INDUSTRIAL RELATIONS ACTS, 1946 TO 1990
SECTION 26(1), INDUSTRIAL RELATIONS ACT, 1990
(REPRESENTED BY IRISH BUSINESS AND EMPLOYERS' CONFEDERATION)
- AND -
SERVICES INDUSTRIAL PROFESSIONAL TECHNICAL UNION
Chairman: Mr Duffy
Employer Member: Mr McHenry
Worker Member: Mr O'Neill
1. Redundancy terms.
2. The dispute concerns 21 workers who were employed in the Bakery, in Carraghbawn, Westport, Co. Mayo. The Bakery closed on the 10th of December, 1999, resulting in the 21 workers being made redundant. The Company was purchased by the present managing director in 1975, and has 17 retail outlets employing approximately 40 people.
The Union is seeking 4 weeks' pay per year of service plus statutory entitlements. The Company has paid the statutory payment plus 60% rebate, and claims that, because of financial difficulties, it cannot pay more. (The Company supplied details of its financial situation to the Court.)
The dispute was referred to the Labour Relations Commission and a conciliation conference took place on the 7th of December, 1999. As the parties did not reach agreement, the dispute was referred to the Labour Court on the 14th of December, 1999. A Labour Court hearing took place on the 11th of January, 2000.
3. 1. The workers made a considerable contribution towards keeping the Company in business over the years. Much of the day-to-day running of the business fell to the Bakery staff, as management did not appear to be very interested in improving the Company.
2. The Union's claim of 4 weeks' pay plus statutory is the standard within the industry
3. The rates of pay in the Company are low and inconsistent. Some of the workers have been there for 10 years and deserve to be rewarded for their dedication.
4. 1. In the early 1990's, an increase in competitiors and their range of products seriously damaged the Company's business. Despite efforts taken by the Company (details supplied to the Court), sales continued to drop, resulting in major losses in 1998/99. The Company had no choice but to close the Bakery.
2. Even with the sale of the Bakery, the Company will still be in financial difficulties. The Company acknowledges the input of the workers over the years but it cannot afford to pay more than statutory redundancy.
The Company has submitted to the Court that its financial circumstances are such as to prevent it from making any redundancy payments beyond its statutory obligations. Financial information provided to the Court appears to confirm this position. However, that information was not made available to the Union prior to the hearing, and it has not had the opportunity to examine it in detail or discuss its content with the Company.
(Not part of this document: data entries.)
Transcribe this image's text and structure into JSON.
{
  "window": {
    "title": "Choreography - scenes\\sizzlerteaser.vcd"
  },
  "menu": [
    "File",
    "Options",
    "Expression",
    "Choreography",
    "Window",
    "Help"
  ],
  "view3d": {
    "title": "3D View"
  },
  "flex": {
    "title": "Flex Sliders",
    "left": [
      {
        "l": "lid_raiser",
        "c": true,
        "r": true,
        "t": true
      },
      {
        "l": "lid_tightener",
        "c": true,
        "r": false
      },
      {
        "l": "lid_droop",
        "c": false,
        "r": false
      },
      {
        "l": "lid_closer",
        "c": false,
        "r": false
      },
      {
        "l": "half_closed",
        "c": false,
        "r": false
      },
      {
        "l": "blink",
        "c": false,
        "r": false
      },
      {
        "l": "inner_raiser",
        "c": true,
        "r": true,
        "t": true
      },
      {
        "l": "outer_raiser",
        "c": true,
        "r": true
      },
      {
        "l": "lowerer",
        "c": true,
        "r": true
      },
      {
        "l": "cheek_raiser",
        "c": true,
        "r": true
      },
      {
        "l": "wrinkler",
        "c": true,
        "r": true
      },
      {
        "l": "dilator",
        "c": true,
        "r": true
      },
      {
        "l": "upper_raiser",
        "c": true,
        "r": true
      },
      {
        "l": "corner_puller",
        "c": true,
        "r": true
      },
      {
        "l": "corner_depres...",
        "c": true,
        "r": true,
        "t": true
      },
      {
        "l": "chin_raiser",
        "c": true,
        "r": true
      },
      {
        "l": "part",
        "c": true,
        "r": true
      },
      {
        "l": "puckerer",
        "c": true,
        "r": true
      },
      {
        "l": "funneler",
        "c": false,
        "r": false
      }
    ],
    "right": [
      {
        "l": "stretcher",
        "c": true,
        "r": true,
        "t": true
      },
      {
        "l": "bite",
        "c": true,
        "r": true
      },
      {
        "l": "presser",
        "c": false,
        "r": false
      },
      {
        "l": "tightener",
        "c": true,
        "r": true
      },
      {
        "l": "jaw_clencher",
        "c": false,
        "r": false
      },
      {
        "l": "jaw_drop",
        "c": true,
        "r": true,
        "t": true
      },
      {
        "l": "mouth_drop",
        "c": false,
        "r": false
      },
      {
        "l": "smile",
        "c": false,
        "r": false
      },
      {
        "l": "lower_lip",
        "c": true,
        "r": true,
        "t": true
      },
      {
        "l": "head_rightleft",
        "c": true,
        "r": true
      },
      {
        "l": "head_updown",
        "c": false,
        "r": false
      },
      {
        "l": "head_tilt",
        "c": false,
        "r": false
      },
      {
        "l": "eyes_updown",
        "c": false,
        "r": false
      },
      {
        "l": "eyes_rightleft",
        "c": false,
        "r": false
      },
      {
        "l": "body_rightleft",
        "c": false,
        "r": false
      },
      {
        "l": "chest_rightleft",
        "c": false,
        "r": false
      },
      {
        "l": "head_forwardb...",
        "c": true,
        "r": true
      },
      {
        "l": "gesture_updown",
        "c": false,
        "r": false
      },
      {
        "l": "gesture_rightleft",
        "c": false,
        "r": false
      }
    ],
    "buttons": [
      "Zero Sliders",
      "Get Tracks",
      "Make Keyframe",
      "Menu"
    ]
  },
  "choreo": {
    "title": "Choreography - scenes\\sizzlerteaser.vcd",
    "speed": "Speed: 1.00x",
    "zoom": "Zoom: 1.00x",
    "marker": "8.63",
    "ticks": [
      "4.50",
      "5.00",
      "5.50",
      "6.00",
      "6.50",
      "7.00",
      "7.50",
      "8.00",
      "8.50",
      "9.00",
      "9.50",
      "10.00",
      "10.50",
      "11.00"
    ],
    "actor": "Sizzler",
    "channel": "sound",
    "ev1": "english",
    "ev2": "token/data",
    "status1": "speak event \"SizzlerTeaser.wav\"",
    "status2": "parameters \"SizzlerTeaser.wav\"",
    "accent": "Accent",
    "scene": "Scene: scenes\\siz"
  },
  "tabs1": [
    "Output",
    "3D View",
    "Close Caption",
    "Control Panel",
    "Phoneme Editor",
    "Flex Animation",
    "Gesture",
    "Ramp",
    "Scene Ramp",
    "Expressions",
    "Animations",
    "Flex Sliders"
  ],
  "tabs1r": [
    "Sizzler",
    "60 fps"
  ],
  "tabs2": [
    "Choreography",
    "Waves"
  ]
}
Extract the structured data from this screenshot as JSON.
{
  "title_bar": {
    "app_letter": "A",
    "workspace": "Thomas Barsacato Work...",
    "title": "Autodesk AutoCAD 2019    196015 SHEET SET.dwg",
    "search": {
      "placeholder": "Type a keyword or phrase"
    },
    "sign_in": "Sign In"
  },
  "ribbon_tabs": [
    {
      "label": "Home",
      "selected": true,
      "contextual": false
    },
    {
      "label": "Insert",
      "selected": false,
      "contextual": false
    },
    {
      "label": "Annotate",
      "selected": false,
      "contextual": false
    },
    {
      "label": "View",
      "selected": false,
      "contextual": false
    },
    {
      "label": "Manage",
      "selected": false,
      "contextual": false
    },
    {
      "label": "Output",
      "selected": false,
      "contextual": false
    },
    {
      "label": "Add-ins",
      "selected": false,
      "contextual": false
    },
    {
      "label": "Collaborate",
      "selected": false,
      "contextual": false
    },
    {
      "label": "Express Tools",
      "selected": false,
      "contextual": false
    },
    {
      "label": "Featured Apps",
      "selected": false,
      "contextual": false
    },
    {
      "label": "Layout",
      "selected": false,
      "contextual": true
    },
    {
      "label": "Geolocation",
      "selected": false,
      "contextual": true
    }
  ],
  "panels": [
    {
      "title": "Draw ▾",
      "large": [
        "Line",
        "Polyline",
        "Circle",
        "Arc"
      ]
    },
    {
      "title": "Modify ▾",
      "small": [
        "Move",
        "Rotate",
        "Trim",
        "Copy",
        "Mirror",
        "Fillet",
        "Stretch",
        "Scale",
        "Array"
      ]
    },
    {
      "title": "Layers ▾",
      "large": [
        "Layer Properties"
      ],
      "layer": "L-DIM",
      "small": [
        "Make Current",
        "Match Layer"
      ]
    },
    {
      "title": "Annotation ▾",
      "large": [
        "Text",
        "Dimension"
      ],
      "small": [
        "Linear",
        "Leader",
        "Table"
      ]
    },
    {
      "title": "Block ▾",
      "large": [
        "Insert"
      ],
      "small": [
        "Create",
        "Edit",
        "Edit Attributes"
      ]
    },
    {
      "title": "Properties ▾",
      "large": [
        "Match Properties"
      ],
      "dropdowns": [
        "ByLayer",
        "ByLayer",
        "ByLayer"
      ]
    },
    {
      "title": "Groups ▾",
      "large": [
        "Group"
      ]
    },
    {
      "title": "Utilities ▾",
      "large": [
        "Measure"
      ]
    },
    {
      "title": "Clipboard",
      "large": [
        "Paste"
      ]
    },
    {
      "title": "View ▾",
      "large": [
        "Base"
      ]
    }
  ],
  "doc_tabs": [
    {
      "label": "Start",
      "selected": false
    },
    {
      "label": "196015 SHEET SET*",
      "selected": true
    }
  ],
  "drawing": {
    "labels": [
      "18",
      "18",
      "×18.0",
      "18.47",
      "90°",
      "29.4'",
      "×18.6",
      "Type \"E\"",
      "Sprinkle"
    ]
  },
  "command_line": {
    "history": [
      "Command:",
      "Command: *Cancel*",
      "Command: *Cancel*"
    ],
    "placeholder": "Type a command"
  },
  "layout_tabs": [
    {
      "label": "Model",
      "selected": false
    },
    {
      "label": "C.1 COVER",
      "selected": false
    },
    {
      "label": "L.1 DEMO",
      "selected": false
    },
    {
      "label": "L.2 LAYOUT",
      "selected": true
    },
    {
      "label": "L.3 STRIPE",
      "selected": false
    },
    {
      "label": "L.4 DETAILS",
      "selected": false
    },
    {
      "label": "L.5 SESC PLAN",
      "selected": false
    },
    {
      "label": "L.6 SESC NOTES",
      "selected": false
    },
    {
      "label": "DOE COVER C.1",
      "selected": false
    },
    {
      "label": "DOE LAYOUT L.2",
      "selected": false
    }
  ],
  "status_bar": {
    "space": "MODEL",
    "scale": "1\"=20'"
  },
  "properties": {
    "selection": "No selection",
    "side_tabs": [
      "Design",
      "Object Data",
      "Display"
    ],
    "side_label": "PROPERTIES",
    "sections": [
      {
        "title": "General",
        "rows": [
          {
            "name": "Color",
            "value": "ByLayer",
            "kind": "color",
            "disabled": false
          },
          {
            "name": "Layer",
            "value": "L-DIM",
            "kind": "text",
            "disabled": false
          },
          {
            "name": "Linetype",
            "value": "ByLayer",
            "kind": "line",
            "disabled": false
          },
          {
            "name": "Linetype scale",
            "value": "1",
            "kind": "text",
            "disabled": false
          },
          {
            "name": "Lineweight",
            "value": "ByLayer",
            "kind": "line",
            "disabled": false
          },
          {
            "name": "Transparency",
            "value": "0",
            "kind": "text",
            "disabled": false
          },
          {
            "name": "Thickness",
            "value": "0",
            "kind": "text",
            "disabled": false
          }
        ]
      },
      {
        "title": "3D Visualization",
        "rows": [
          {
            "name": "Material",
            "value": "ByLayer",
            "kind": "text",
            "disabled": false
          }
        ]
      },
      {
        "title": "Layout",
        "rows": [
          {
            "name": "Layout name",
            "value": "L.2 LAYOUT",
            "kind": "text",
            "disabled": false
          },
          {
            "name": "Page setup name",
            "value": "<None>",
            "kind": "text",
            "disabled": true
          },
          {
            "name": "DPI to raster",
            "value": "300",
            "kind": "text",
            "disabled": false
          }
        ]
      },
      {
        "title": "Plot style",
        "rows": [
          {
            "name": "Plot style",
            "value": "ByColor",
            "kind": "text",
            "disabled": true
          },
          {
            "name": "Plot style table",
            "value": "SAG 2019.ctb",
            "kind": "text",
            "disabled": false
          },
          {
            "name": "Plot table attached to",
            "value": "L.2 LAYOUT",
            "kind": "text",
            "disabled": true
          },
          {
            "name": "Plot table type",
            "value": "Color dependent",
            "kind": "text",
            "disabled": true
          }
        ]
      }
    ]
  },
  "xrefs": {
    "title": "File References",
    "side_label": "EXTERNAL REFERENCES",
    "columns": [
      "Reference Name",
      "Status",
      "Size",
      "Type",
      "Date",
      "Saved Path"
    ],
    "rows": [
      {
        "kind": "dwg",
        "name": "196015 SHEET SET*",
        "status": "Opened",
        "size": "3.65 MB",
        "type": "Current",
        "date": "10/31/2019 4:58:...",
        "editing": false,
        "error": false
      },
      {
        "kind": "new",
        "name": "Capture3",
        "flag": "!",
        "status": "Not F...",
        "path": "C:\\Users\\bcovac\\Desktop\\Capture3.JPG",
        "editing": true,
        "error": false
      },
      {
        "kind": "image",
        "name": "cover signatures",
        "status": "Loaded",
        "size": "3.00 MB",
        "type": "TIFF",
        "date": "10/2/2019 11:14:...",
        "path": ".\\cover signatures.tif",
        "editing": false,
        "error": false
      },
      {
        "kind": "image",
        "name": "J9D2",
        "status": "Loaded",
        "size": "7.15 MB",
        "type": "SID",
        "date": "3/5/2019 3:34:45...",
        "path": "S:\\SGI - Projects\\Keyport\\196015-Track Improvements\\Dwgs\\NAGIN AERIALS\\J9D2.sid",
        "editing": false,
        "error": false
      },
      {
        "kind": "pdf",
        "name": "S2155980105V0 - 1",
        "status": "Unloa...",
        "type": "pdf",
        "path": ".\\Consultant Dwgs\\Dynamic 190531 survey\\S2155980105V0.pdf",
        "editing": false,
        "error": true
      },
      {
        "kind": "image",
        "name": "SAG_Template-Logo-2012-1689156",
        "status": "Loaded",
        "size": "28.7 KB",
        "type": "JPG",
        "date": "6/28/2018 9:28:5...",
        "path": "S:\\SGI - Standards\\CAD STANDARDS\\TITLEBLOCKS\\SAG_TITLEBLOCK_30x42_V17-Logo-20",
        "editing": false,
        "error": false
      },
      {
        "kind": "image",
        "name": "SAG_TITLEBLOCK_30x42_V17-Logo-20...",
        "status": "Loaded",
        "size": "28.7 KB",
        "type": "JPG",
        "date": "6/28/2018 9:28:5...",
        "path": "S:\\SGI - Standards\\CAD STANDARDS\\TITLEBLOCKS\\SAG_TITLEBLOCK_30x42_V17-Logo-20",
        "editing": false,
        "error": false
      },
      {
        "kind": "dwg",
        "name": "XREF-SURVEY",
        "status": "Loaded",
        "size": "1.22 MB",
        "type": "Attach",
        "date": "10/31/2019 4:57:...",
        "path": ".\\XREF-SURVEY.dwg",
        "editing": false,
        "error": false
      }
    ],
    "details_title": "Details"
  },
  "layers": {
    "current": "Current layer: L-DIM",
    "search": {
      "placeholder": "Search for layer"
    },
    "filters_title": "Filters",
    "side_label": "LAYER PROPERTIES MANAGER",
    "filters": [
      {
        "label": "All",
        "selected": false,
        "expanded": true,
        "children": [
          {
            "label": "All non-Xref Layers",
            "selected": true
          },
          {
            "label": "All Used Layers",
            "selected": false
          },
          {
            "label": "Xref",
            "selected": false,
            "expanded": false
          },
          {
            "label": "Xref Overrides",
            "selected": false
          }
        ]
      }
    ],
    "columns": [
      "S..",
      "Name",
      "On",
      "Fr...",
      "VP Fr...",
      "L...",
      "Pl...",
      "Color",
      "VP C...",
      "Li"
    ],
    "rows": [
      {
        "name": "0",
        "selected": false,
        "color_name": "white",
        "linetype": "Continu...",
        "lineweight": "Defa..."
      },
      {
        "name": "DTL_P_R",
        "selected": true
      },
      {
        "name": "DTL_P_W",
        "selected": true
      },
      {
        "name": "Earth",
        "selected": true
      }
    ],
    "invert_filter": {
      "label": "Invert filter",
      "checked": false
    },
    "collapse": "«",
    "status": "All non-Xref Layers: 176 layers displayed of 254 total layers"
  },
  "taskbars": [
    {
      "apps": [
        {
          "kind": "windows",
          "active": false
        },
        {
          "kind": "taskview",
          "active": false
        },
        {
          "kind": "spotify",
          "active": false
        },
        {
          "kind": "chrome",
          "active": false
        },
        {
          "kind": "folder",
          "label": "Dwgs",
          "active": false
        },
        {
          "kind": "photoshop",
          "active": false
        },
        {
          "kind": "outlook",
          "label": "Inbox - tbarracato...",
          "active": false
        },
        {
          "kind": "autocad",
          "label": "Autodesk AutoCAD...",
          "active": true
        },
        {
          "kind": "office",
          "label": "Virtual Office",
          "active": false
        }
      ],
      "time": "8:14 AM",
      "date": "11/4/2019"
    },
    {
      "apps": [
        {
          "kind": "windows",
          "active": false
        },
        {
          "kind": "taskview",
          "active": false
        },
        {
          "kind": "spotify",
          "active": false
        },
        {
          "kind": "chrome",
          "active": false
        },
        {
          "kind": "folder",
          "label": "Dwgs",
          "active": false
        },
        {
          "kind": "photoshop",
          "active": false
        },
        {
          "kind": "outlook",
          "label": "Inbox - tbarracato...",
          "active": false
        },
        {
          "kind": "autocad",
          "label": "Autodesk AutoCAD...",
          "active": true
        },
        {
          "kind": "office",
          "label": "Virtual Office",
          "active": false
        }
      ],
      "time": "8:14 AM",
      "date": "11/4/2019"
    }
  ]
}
The Court would not consider it appropriate to make a definitive recommendation on the Union's claim until the Union has had such an opportunity. The Court recommends that a further meeting should now take place between the parties to discuss the reports presented at the hearing, and any other relevant information relating to the financial circumstances of the Company. Should the Union so request, this information should also be made available to its professional advisors.
Should the Union wish to re-enter its claim following this process, the Court will facilitate an early resumed hearing.
Signed on behalf of the Labour Court
17th January, 2000______________________
Enquiries concerning this Recommendation should be addressed to Ciaran O'Neill, Court Secretary.